Scan the listing below for the string "Twitter" and copy each line where it turns up.

───── MATERIAL PROVIDED

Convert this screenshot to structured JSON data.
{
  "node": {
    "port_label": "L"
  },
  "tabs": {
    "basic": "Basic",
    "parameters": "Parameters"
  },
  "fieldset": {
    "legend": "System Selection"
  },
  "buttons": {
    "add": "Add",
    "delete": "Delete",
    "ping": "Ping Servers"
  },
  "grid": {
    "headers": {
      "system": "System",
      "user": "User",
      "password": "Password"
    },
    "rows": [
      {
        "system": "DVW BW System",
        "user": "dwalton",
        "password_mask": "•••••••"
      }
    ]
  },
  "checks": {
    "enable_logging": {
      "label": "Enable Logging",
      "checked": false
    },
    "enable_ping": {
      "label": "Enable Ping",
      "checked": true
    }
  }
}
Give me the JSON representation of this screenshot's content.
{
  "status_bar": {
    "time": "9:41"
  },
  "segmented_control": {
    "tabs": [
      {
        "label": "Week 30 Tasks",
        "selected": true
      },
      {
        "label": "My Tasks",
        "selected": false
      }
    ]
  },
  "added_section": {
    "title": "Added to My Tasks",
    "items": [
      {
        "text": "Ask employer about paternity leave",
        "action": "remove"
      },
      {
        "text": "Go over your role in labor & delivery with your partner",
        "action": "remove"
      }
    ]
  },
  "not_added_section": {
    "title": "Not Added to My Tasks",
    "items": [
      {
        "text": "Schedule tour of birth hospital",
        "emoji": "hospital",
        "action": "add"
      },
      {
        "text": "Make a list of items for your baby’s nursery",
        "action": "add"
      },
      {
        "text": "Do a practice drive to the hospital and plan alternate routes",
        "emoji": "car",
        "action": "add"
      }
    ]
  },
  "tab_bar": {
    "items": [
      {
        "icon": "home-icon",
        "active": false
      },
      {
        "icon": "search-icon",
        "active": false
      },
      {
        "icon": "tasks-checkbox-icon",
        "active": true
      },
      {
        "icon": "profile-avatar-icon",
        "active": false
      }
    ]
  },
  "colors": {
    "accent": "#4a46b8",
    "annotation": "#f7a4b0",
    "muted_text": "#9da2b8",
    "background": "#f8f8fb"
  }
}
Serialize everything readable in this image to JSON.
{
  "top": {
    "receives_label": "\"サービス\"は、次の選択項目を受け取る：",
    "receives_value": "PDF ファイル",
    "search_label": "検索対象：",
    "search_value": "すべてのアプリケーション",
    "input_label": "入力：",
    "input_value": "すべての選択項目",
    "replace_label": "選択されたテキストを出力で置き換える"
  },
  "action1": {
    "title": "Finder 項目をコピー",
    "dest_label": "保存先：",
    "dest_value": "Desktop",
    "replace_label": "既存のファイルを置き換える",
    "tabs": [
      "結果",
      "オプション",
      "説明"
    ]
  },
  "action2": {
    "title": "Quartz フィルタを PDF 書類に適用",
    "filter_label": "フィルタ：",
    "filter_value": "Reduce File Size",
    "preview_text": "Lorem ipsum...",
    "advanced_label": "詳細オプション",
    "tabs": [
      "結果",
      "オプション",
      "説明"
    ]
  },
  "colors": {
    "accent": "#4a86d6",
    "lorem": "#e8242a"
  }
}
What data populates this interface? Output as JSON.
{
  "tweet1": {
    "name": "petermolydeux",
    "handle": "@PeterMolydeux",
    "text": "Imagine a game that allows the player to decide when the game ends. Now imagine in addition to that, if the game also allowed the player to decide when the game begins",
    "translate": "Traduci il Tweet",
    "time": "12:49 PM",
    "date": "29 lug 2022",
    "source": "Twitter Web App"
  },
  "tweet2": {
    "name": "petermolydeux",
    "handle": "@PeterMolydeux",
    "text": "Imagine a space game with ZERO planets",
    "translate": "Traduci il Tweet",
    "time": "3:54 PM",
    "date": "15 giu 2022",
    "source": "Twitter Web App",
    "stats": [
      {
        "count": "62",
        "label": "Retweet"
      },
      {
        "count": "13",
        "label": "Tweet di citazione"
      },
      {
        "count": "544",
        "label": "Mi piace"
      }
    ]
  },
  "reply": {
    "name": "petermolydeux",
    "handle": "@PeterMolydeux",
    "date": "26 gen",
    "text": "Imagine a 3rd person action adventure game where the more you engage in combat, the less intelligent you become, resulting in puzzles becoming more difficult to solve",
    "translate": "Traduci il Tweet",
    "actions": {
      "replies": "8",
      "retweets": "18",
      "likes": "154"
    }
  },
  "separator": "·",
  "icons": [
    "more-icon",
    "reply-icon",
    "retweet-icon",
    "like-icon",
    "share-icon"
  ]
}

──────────

**TASK RESPONSE**
    "source": "Twitter Web App"
    "source": "Twitter Web App",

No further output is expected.